14 We do not expect that Jehovah will miraculously take away all our problems before the new world. And we do not demand that Jehovah do spectacular things in our lives. But we do know that Jehovah helped his faithful servants in the past in amazing ways.  And he has not changed. (Read Isaiah 43:10-13.) That gives us confidence in him. We can be sure that he will give us the power we need in order to do his will. (2 Corinthians 4:7-9) What do we learn from the examples of Hezekiah, Joseph, and Sarah? Jehovah can help us even when we are in the most difficult situations if we remain faithful to him.

Jehovah can help us even when we are in the most difficult situations if we remain faithful to him

15. What will help us to have “the peace of God” even when we have problems, and how is this possible?

15 How can we have “the peace of God” even when we have problems? We need to keep our relationship with Jehovah strong. Such a relationship is possible only because of the ransom sacrifice of Christ Jesus. The ransom is one of the amazing works of Jehovah. Because of the ransom, he can forgive our sins, and we can have a clean conscience and draw close to him.​—John 14:6; James 4:8; 1 Peter 3:21.


16. What will happen when we receive “the peace of God”? Illustrate.

16 What will happen when we receive “the peace of God that surpasses all understanding”? The Bible says that it will “guard” our hearts and our minds. (Philippians 4:7) The original-language word for “guard” was a military expression that referred to a group of soldiers who were assigned to protect a city.
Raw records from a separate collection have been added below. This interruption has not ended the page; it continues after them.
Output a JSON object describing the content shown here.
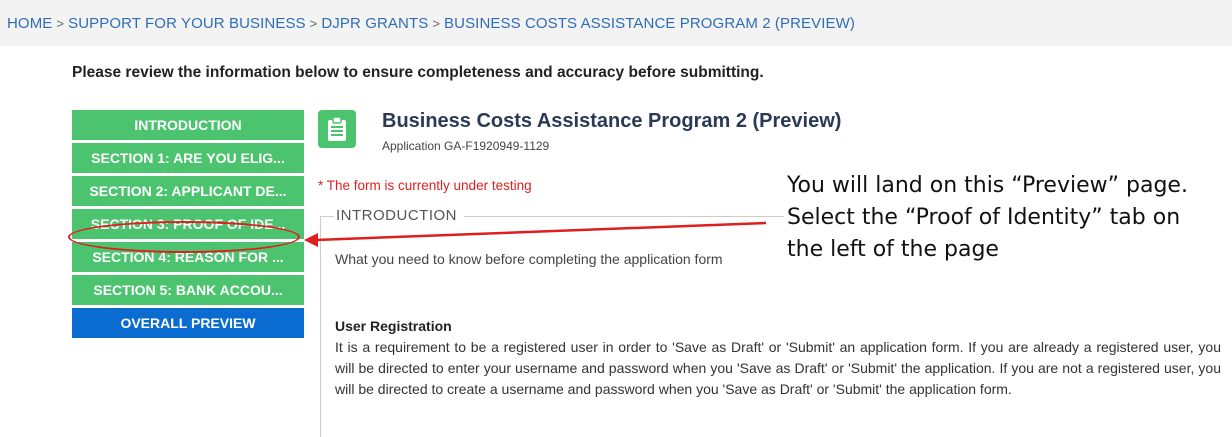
{
  "breadcrumb": {
    "items": [
      "HOME",
      "SUPPORT FOR YOUR BUSINESS",
      "DJPR GRANTS",
      "BUSINESS COSTS ASSISTANCE PROGRAM 2 (PREVIEW)"
    ],
    "separator": ">"
  },
  "review_instruction": "Please review the information below to ensure completeness and accuracy before submitting.",
  "sidebar": {
    "items": [
      {
        "label": "INTRODUCTION"
      },
      {
        "label": "SECTION 1: ARE YOU ELIG..."
      },
      {
        "label": "SECTION 2: APPLICANT DE..."
      },
      {
        "label": "SECTION 3: PROOF OF IDE..."
      },
      {
        "label": "SECTION 4: REASON FOR ..."
      },
      {
        "label": "SECTION 5: BANK ACCOU..."
      },
      {
        "label": "OVERALL PREVIEW"
      }
    ],
    "active_color": "#4cc46f",
    "overall_color": "#0a6bd1"
  },
  "form": {
    "icon": "clipboard-form-icon",
    "title": "Business Costs Assistance Program 2 (Preview)",
    "application_id": "Application GA-F1920949-1129",
    "testing_note": "* The form is currently under testing",
    "section_legend": "INTRODUCTION",
    "intro_text": "What you need to know before completing the application form"
  },
  "callout": {
    "line1": "You will land on this “Preview” page.",
    "line2": "Select the “Proof of Identity” tab on",
    "line3": "the left of the page",
    "arrow_color": "#e01e1e"
  },
  "registration": {
    "heading": "User Registration",
    "body": "It is a requirement to be a registered user in order to 'Save as Draft' or 'Submit' an application form. If you are already a registered user, you will be directed to enter your username and password when you 'Save as Draft' or 'Submit' the application. If you are not a registered user, you will be directed to create a username and password when you 'Save as Draft' or 'Submit' the application form."
  }
}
The people living in the city of Philippi were guarded by such a group. They could sleep well at night knowing that their city was protected. In a similar way, when we have “the peace of God,” we do not worry and our hearts and minds can rest. We know that Jehovah cares for us and wants us to succeed. (1 Peter 5:10) And that protects us from feeling overwhelmed by anxiety or discouragement.

17. What will help us to trust Jehovah during the great tribulation?

17 Soon the great tribulation will come upon all mankind. (Matthew 24:21, 22) We do not know exactly what will happen to us personally. However, we do not need to be overly anxious about that time. Even though we do not know everything that Jehovah will do, we do know our God. We know what he has done in the past for his faithful servants. We have seen that no matter what happens, Jehovah will make sure that his purpose comes true. And he may do so in an unexpected way! Therefore, each time Jehovah does something for us, we experience in a new way “the peace of God that surpasses all understanding.”

^ par. 1 It seems that Silas was also a Roman citizen.​—Acts 16:37.